The recommended daily intake of sugar for adults should not exceed 10 per cent of their total daily calorie intake, while for children, the daily amount should not exceed 25 grammes, the Cyprus Dietetic & Nutrition Association warned on Tuesday.
The 25g limit is in line with recent WHO guidelines and equates to six teaspoons per day. One teaspoon equals around four grammes.
The association notes that the quantity recommended for children includes the amount of sugar in all foods, not just in sweets, chocolates and snacks but also from fruits and sugar “hidden” in food, though they state that clearly fruit is a better option even though some contain high levels of the fruit sugar fructose.
For instance, a standard bowl of commercial breakfast cereal could contain as much as two or three spoons of sugar, and a fizzy drink such as Coke contains around 9-10 teaspoons of sugar.
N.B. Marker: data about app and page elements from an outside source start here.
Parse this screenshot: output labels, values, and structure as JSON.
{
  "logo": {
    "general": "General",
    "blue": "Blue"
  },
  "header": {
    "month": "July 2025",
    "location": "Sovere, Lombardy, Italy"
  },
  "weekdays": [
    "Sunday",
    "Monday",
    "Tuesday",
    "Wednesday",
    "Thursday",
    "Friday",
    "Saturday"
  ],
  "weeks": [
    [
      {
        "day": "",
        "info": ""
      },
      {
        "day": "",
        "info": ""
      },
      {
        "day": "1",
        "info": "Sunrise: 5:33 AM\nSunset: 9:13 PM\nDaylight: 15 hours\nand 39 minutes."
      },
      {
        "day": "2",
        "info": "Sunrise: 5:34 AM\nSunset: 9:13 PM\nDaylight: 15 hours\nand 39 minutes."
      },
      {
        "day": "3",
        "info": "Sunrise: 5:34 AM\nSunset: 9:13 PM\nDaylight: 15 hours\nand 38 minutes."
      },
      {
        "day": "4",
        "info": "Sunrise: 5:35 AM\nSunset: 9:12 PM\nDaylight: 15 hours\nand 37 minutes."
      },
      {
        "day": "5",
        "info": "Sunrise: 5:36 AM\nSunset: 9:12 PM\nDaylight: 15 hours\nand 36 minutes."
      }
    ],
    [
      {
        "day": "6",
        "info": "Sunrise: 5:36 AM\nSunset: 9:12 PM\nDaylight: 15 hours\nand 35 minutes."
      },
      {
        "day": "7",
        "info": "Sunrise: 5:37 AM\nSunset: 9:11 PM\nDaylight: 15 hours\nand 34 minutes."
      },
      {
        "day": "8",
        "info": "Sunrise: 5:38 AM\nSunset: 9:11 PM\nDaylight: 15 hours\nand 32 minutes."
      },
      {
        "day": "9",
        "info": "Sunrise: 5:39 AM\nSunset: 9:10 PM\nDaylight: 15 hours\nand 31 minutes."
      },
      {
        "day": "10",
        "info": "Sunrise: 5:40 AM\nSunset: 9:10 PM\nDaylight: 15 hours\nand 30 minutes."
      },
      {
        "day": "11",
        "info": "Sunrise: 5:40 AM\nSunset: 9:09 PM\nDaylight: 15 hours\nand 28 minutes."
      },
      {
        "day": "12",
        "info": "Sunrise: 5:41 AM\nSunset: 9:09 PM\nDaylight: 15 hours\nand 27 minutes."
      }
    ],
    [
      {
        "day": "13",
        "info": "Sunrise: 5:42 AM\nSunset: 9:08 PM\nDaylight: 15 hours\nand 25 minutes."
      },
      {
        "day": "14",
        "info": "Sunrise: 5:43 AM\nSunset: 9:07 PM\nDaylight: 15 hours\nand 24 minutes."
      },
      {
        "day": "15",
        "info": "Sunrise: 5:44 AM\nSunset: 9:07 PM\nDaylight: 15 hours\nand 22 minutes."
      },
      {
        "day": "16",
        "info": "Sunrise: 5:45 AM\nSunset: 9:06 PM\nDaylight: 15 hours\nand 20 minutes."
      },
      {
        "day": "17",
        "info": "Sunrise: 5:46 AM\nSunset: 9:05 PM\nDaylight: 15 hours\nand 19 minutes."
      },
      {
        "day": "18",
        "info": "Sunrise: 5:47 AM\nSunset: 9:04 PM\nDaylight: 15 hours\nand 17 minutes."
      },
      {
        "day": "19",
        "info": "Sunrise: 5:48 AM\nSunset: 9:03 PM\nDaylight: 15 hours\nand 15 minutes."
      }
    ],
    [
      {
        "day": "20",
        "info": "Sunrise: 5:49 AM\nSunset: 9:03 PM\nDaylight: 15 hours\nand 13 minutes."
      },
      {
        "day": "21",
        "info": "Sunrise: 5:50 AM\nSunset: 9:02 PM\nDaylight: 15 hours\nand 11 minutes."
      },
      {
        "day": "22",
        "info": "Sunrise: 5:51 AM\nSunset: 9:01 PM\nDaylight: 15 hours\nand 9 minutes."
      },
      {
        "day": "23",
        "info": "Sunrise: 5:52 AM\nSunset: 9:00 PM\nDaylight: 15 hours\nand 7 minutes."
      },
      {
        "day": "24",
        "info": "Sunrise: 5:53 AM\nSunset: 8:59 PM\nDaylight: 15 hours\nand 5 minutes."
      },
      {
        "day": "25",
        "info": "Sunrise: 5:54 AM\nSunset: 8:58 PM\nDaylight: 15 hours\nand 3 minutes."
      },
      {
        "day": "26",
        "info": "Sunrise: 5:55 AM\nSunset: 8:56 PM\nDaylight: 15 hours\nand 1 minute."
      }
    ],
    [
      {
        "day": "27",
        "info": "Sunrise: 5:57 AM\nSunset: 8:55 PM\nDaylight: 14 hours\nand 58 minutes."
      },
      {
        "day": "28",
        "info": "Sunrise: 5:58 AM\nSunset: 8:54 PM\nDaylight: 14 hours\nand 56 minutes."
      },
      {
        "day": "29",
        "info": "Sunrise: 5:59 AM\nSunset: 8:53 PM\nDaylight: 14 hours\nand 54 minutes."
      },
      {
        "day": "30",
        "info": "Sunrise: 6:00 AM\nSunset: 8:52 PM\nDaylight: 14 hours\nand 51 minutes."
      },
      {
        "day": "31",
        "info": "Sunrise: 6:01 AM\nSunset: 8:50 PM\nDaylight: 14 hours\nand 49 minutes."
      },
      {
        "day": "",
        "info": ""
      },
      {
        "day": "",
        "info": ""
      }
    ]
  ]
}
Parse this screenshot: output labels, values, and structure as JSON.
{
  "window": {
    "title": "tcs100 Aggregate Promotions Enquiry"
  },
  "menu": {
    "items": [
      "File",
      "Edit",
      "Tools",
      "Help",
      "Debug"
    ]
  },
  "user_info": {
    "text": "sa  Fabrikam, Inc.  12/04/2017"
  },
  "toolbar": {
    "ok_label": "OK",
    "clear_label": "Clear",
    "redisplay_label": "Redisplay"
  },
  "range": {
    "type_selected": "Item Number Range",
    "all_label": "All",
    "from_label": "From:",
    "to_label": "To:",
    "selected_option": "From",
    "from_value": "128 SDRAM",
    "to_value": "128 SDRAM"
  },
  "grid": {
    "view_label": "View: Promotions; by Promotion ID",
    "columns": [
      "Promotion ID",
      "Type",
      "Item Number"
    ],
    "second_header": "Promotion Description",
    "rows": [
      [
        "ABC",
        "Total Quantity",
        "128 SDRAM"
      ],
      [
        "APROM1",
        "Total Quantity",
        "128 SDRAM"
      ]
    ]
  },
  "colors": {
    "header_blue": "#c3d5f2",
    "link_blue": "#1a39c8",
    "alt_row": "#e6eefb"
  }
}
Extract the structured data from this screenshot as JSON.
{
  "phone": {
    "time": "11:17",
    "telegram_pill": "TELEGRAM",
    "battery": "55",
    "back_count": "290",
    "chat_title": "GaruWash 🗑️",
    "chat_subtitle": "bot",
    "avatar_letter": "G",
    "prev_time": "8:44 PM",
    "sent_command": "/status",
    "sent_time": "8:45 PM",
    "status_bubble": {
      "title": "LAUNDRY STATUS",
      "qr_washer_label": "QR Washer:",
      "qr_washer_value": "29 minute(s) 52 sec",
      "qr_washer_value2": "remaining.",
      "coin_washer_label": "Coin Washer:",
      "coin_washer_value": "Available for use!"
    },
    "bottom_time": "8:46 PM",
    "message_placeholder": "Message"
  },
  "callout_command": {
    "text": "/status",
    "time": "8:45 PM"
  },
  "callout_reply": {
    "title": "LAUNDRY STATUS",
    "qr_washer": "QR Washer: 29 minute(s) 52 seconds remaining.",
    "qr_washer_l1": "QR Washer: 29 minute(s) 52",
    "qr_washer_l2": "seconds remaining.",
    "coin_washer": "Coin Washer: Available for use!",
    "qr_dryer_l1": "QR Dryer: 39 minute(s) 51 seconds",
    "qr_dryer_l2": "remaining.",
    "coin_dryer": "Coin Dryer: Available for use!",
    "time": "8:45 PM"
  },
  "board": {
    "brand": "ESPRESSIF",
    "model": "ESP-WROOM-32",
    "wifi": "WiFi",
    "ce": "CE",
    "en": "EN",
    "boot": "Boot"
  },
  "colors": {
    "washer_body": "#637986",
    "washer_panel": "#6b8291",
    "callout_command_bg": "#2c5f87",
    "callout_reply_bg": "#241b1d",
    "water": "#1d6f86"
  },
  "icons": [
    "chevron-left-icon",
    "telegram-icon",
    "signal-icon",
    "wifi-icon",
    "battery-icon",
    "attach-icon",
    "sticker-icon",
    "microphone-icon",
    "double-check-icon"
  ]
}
Even a large glass of fresh orange juice contains almost as much sugar as a can of soda as it lacks the fibre of the fruit to slow down the impact of a sudden rush of sugar on blood-glucose levels.
On top of that, when products are labelled “with no added sugar” this does not mean they do not contain sugar, only that no sugar has been added during processing, the association said.
On many food labels, the word “sugar” may not even be mentioned, but something similar, such as glucose syrup, dextrose, modified starch and other names, disguising sugar content with deceptive marketing strategies.
The association said babies should not be given sugar at all, at least during the first year after their birth, as breast milk and fruits, vegetable and other food contain enough carbohydrates to meet their nutritional requirements.
It said that the over-consumption of sugar is associated with obesity and especially child obesity and higher triglycerides levels, which is linked to an increased chance of a person developing diabetes and dementia later in life.
“Even those of us who drink coffee without sugar and do not eat a lot of sweets can consume more sugar than we think,” the association warned. “Many of the foods in our cupboards contain more sugar than an ice cream and ready-made meals, some breakfast cereals, and even low-fat foods are often too sweet.”
“Much of the sugars consumed today are “hidden” in processed foods that are not usually seen as sweets. For example, one tablespoon of ketchup contains around four grammes (around one teaspoon) of sugar. A single can of sugar-sweetened soda contains up to 40 grammes (around 10 teaspoons),” the World Health Organisation echoes.
The Cyprus association suggests some ways to reduce the intake of sugar, such as drinking coffee without sugar and choosing wholegrain cereals and oats over more processed breakfast cereals.
It also calls on the public to read food labels carefully, stressing that the closer to the beginning of the list of ingredients sugar is, the greater the amount the food contains.
According to the US Centres for Disease Control (CDC), more than 100 million American adults are now living with diabetes or prediabetes, a condition, if not treated, often leads to type 2 diabetes within five years. In addition, almost 200,000 children and adolescents younger than age 20 in the US are diabetic. “The increasing frequency of both type 1 and type 2 diabetes in young people is a growing clinical and public health concern,” the CDC report said.